━━━ Supplied records

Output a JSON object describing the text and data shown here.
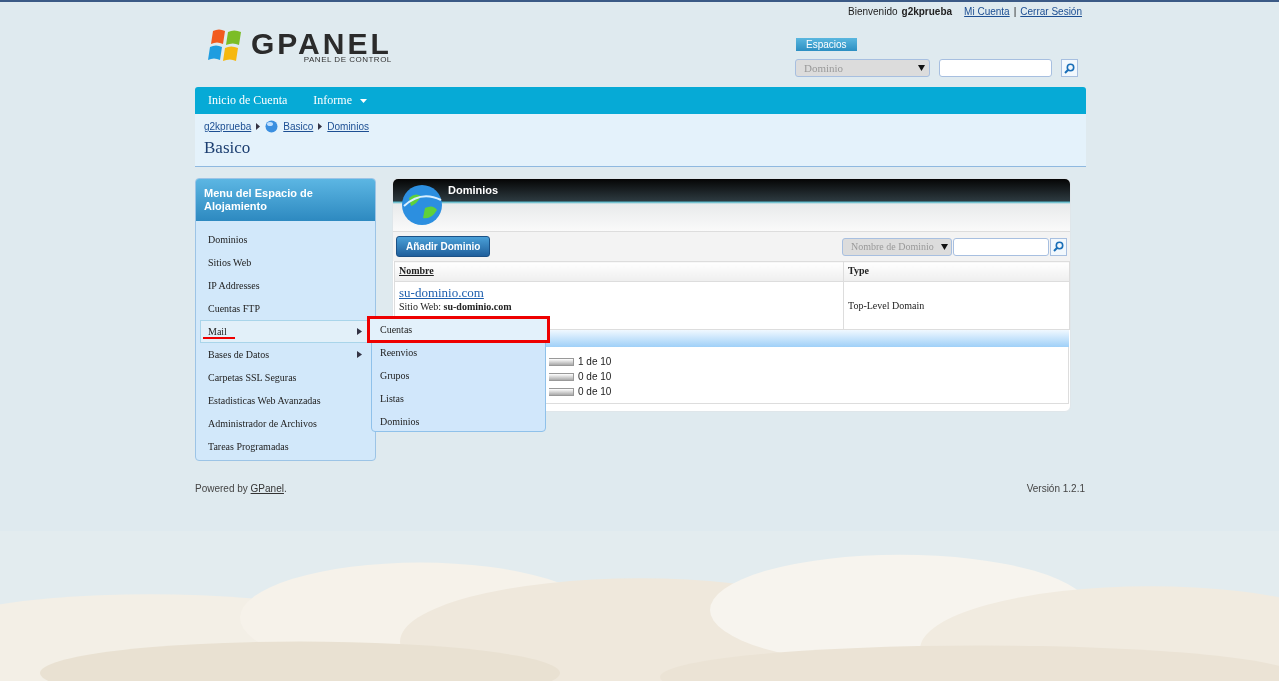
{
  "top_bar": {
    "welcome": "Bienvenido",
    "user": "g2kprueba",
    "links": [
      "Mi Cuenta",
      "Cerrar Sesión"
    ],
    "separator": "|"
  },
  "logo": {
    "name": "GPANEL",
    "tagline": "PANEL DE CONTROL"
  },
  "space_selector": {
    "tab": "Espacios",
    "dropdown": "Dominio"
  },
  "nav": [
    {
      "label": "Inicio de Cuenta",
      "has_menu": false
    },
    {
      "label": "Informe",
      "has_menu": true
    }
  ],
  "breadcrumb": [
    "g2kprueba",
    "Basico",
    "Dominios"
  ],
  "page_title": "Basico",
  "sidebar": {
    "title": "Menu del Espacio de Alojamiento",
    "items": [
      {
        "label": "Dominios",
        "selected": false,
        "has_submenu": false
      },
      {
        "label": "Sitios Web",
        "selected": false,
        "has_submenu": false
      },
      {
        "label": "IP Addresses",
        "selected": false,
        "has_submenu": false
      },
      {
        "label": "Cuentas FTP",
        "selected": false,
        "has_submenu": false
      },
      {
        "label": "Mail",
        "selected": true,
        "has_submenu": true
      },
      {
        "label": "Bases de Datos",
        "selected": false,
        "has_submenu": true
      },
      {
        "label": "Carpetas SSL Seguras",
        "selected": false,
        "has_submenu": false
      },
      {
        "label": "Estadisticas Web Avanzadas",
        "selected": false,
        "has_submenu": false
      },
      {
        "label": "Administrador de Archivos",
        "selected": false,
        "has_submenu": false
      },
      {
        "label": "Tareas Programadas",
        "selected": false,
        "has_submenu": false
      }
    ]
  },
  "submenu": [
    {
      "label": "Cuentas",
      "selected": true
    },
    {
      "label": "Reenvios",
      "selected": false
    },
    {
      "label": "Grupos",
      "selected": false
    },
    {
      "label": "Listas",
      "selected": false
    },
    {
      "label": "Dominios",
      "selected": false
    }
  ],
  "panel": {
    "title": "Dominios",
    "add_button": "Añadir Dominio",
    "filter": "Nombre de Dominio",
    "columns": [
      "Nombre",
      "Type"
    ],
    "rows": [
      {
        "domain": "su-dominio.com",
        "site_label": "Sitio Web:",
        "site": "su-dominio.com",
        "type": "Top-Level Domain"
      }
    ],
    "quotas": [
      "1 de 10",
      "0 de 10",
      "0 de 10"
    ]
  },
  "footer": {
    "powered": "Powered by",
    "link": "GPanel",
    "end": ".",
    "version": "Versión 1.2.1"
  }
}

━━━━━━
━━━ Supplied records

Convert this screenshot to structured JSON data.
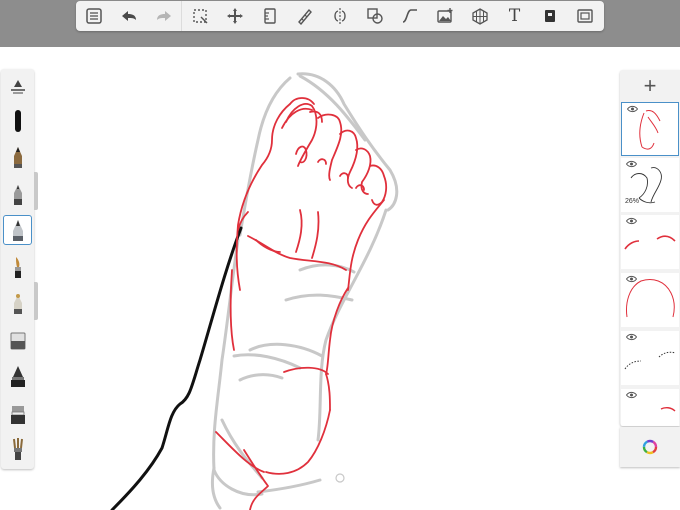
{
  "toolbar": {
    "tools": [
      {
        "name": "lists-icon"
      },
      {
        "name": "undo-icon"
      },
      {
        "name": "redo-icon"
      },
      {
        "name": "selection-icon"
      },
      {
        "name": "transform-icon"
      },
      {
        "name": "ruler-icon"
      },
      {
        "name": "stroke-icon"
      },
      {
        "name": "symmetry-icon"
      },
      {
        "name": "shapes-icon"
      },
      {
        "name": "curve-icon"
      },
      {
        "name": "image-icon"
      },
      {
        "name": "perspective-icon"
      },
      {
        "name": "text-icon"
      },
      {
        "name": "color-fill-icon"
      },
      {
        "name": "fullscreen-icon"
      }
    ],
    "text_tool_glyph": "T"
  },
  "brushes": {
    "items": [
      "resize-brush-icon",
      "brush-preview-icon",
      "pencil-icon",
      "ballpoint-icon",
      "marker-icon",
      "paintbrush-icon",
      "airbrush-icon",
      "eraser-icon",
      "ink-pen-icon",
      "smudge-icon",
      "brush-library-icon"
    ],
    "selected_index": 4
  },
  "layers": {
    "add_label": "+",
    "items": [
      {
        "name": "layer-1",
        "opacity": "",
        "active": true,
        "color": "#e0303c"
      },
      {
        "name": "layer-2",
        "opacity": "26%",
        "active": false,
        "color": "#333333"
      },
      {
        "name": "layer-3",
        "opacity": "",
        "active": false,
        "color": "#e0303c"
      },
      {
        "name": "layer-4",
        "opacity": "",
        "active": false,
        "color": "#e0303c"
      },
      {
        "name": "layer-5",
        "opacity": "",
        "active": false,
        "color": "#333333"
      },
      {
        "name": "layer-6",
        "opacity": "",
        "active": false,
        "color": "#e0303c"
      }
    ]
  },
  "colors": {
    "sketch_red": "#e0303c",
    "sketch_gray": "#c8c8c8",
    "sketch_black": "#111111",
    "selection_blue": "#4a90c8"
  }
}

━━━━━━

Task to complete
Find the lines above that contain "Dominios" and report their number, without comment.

Result
4